▶ _The input_:
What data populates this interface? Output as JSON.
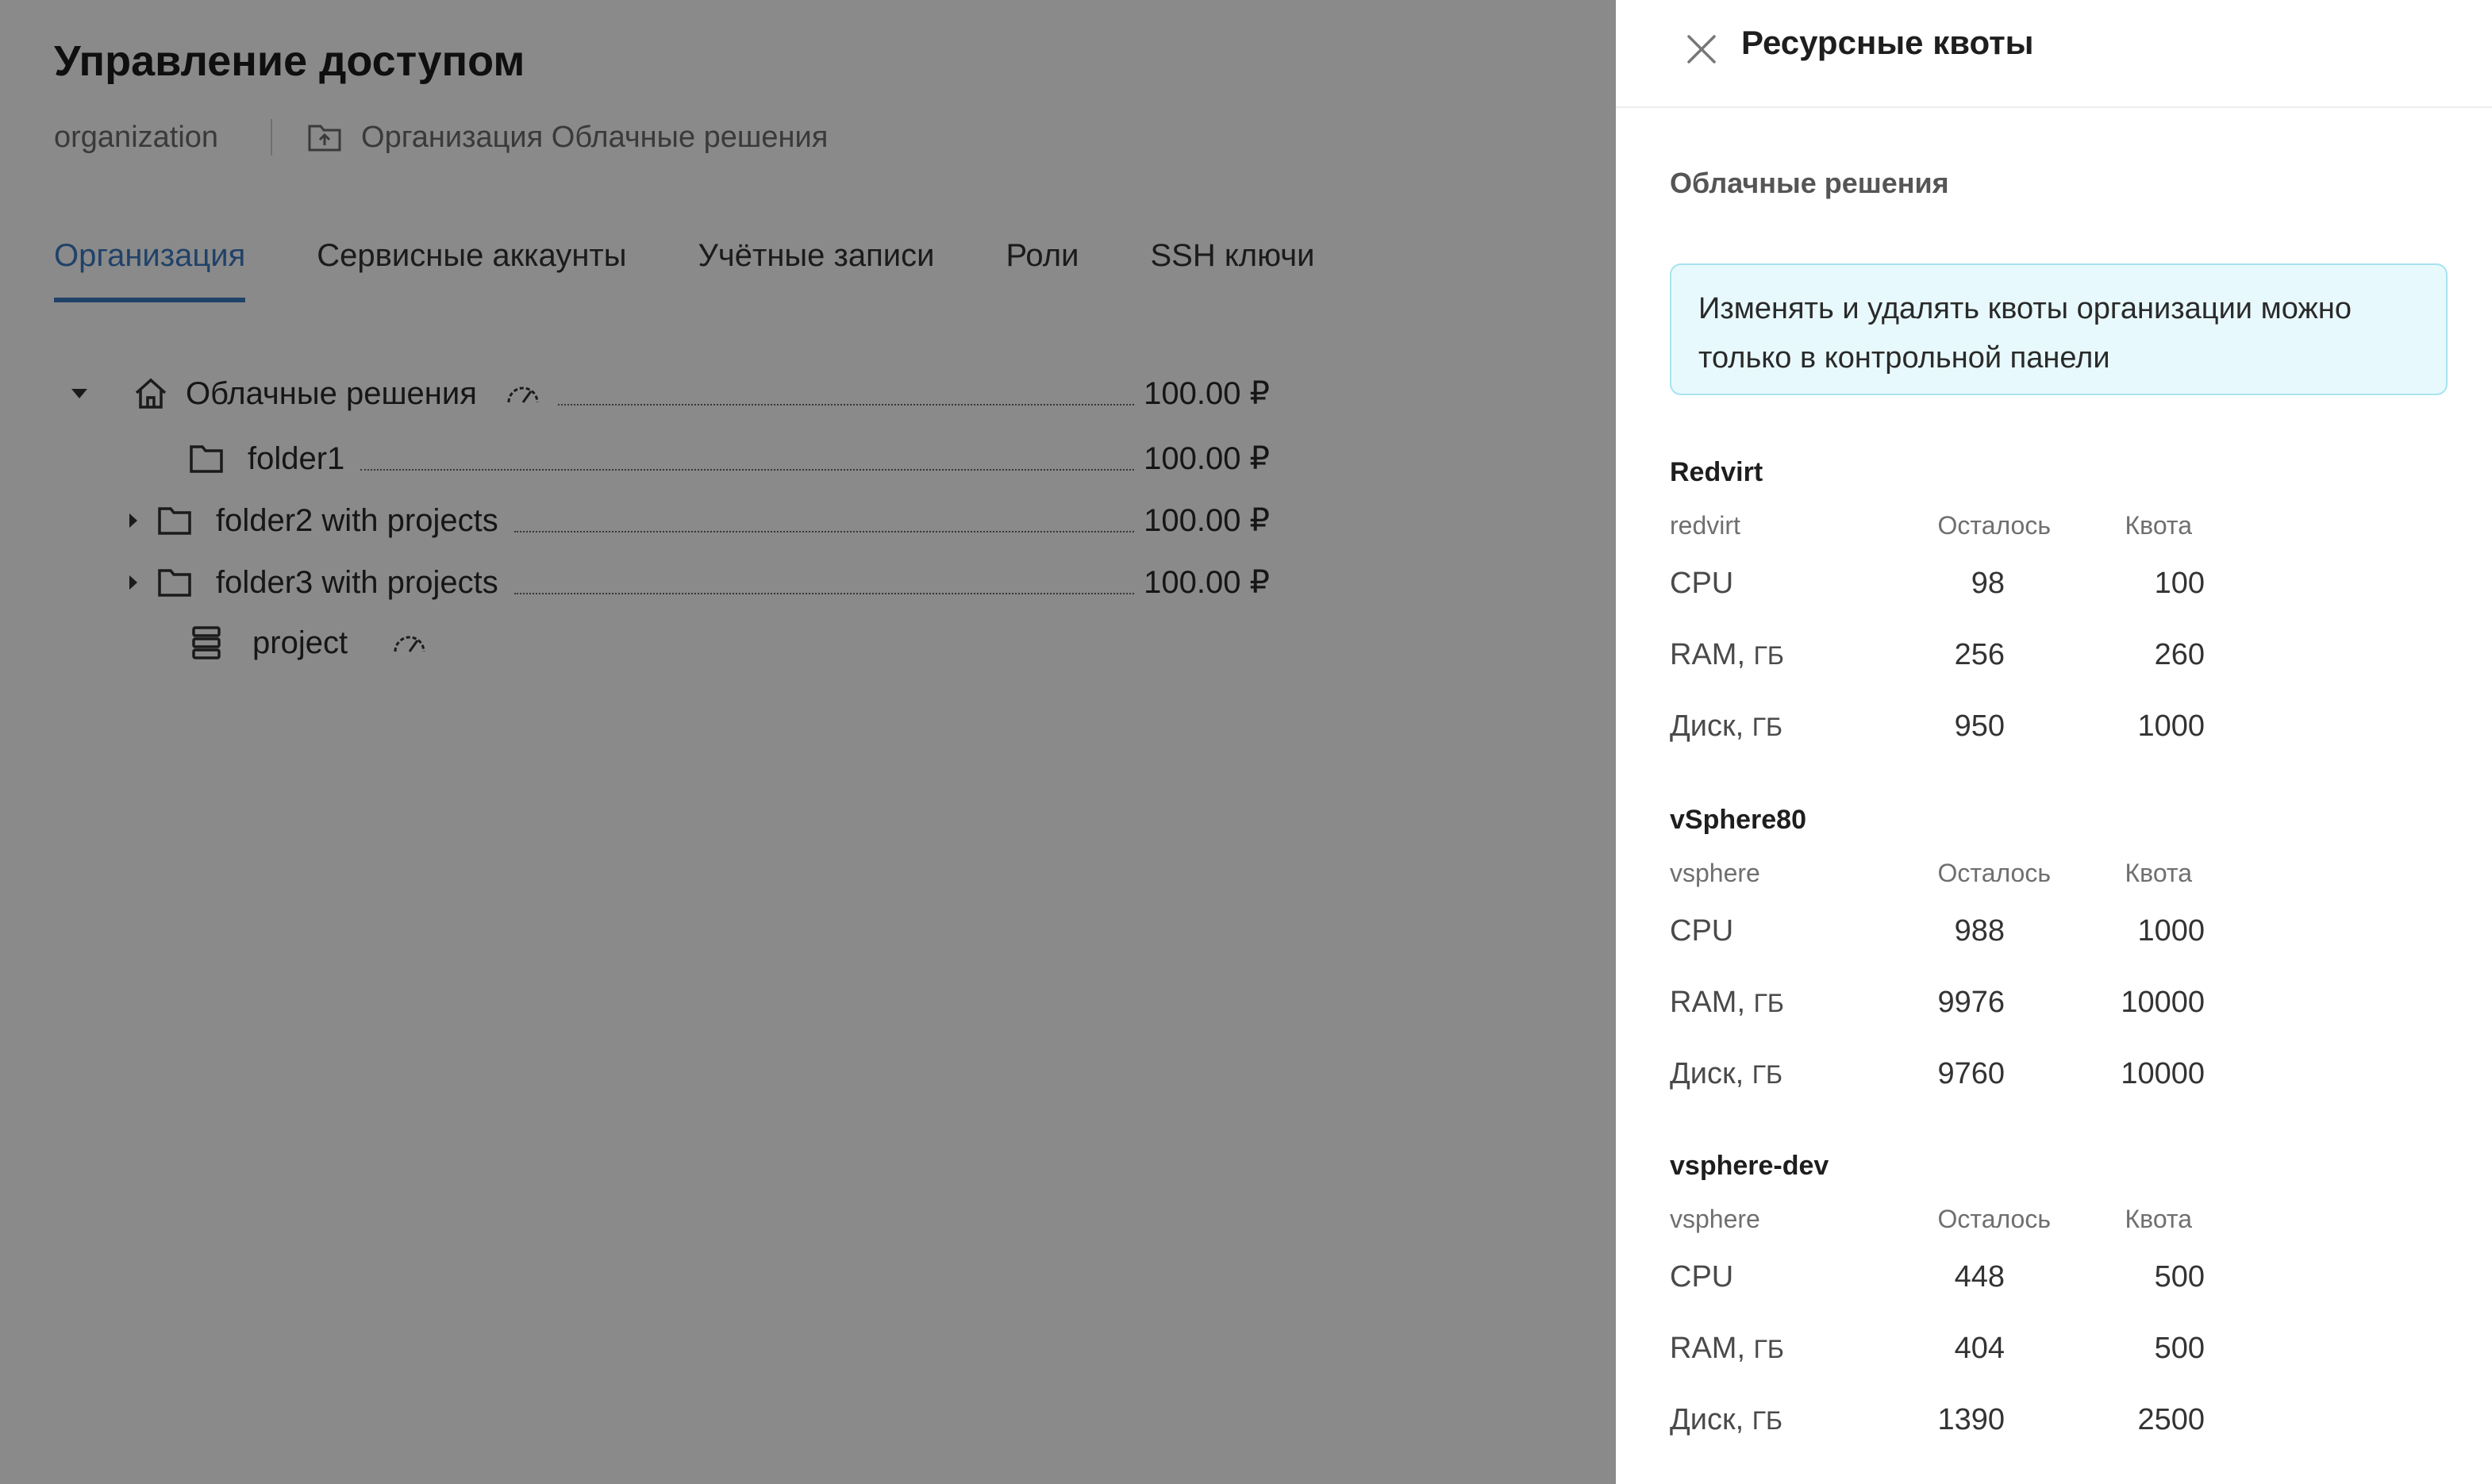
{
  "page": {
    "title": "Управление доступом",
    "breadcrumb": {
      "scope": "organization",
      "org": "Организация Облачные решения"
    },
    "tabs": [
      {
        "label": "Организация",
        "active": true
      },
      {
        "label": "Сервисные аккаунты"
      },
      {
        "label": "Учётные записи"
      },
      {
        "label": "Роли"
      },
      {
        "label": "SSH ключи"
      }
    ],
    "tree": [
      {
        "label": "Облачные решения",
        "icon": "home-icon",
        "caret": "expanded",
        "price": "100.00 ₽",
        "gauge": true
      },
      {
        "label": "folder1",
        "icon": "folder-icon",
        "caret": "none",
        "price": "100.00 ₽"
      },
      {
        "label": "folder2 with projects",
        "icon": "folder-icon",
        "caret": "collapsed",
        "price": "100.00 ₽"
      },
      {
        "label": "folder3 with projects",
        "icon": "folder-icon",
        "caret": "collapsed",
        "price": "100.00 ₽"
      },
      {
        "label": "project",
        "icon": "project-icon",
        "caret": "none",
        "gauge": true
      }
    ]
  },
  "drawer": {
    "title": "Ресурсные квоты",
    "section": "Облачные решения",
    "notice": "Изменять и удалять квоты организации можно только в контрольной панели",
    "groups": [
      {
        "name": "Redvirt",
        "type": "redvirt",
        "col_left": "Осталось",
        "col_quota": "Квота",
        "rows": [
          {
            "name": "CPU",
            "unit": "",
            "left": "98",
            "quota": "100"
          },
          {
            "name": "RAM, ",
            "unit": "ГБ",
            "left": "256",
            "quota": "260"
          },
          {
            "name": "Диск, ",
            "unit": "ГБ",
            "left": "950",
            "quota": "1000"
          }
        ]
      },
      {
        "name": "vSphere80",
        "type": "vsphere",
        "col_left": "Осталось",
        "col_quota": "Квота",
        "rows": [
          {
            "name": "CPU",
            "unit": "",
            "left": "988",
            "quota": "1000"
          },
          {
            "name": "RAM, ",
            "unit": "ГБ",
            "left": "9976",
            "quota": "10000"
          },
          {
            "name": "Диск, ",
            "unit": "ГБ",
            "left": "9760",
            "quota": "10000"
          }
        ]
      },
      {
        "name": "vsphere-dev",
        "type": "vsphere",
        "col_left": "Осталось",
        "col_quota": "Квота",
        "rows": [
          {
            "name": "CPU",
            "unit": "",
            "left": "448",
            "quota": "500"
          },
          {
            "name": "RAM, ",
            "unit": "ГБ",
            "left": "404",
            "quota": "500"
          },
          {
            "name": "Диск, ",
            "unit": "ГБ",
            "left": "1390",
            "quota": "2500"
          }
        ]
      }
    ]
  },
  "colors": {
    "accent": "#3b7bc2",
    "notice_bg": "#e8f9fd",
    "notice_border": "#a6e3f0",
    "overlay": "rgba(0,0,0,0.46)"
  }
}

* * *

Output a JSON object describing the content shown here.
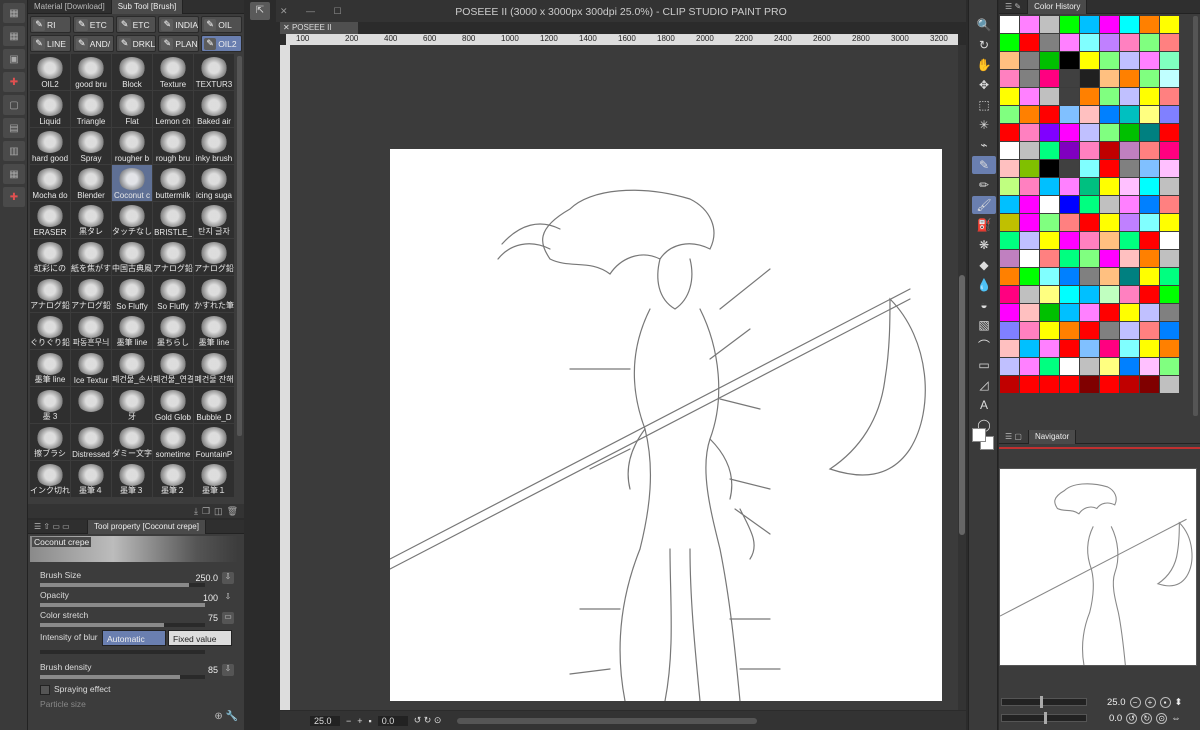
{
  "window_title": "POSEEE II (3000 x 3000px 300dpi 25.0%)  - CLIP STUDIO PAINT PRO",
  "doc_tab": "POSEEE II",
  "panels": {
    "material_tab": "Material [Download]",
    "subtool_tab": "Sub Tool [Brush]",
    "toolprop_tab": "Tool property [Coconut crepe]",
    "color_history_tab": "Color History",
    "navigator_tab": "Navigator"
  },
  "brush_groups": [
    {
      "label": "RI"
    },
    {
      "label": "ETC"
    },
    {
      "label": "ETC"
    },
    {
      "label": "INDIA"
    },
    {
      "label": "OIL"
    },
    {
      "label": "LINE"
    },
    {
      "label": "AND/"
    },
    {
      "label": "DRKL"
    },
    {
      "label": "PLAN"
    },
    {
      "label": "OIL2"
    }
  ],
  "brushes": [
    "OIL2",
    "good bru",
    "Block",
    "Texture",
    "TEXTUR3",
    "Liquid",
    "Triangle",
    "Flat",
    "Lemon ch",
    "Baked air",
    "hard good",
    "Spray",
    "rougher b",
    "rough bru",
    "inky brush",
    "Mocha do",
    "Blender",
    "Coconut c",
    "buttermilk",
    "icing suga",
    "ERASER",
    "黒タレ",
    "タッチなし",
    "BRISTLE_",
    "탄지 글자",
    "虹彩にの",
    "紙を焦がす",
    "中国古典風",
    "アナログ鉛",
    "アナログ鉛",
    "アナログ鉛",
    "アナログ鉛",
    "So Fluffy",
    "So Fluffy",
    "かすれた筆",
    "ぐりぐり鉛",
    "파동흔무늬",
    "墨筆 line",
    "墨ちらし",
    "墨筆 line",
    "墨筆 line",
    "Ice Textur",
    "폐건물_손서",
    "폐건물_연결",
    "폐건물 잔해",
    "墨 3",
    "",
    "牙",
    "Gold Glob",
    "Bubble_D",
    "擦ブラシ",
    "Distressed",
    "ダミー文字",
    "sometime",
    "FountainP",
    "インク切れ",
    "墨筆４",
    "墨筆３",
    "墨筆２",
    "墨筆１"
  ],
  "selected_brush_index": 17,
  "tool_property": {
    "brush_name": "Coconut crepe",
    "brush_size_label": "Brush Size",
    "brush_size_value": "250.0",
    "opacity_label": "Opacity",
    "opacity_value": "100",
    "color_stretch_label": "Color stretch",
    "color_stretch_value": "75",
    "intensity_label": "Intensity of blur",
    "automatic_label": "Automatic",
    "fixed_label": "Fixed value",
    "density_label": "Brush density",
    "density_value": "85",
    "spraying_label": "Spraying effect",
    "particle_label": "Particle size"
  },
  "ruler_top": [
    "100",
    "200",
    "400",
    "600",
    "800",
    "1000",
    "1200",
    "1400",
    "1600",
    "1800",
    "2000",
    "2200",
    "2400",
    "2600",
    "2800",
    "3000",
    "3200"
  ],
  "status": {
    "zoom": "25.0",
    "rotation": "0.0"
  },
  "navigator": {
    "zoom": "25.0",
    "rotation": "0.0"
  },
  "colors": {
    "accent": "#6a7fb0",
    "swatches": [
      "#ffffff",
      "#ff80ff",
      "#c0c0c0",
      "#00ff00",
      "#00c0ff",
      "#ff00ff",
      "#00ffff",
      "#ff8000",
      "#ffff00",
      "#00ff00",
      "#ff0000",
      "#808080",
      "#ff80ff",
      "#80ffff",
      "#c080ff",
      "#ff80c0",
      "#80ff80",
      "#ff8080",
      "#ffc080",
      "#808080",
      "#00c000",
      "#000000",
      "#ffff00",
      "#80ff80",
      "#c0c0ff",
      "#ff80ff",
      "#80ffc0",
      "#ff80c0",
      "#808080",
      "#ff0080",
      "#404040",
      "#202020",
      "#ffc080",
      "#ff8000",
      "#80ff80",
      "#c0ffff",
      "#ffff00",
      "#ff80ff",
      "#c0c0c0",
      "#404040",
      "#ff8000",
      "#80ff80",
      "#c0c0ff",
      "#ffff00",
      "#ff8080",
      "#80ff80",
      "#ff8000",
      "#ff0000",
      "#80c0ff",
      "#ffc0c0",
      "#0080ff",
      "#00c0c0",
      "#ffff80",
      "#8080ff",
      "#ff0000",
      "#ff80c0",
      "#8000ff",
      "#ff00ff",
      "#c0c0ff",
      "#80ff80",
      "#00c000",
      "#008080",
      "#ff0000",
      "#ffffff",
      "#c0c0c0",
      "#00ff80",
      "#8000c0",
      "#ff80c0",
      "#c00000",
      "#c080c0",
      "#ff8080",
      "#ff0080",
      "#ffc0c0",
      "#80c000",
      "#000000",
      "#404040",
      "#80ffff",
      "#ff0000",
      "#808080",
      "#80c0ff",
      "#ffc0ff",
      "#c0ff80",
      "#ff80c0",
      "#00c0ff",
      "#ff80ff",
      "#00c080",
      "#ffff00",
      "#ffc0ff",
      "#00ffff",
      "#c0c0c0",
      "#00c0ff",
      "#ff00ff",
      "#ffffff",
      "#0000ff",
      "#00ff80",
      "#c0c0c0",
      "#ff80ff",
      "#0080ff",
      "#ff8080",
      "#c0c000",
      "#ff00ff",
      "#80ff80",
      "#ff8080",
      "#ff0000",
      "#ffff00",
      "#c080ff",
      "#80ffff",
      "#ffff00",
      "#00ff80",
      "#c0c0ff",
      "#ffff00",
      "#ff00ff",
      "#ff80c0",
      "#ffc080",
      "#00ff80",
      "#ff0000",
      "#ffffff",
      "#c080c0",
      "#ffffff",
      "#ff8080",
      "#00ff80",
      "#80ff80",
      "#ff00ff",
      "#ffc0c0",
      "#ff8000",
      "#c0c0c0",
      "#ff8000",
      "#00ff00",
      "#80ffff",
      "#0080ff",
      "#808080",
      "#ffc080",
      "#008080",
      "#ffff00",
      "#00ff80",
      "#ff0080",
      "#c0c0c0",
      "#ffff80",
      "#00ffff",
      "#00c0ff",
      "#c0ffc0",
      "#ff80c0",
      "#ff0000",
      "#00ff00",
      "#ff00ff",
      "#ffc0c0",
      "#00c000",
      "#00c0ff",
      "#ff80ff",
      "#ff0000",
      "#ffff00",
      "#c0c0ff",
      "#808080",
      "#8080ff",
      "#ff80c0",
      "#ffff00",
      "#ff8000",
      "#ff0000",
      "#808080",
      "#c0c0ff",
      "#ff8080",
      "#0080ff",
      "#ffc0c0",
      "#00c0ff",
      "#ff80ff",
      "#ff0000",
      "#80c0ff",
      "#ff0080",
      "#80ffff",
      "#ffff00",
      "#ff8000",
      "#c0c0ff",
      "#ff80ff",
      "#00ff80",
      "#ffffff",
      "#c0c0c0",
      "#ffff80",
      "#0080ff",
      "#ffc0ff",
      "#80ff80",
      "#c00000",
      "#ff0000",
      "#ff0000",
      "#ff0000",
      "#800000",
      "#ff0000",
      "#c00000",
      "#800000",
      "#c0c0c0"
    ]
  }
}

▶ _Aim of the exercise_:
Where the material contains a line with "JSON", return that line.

▶ _Expected output_:
What data populates this interface? Output as JSON.
Output a JSON object describing the content shown here.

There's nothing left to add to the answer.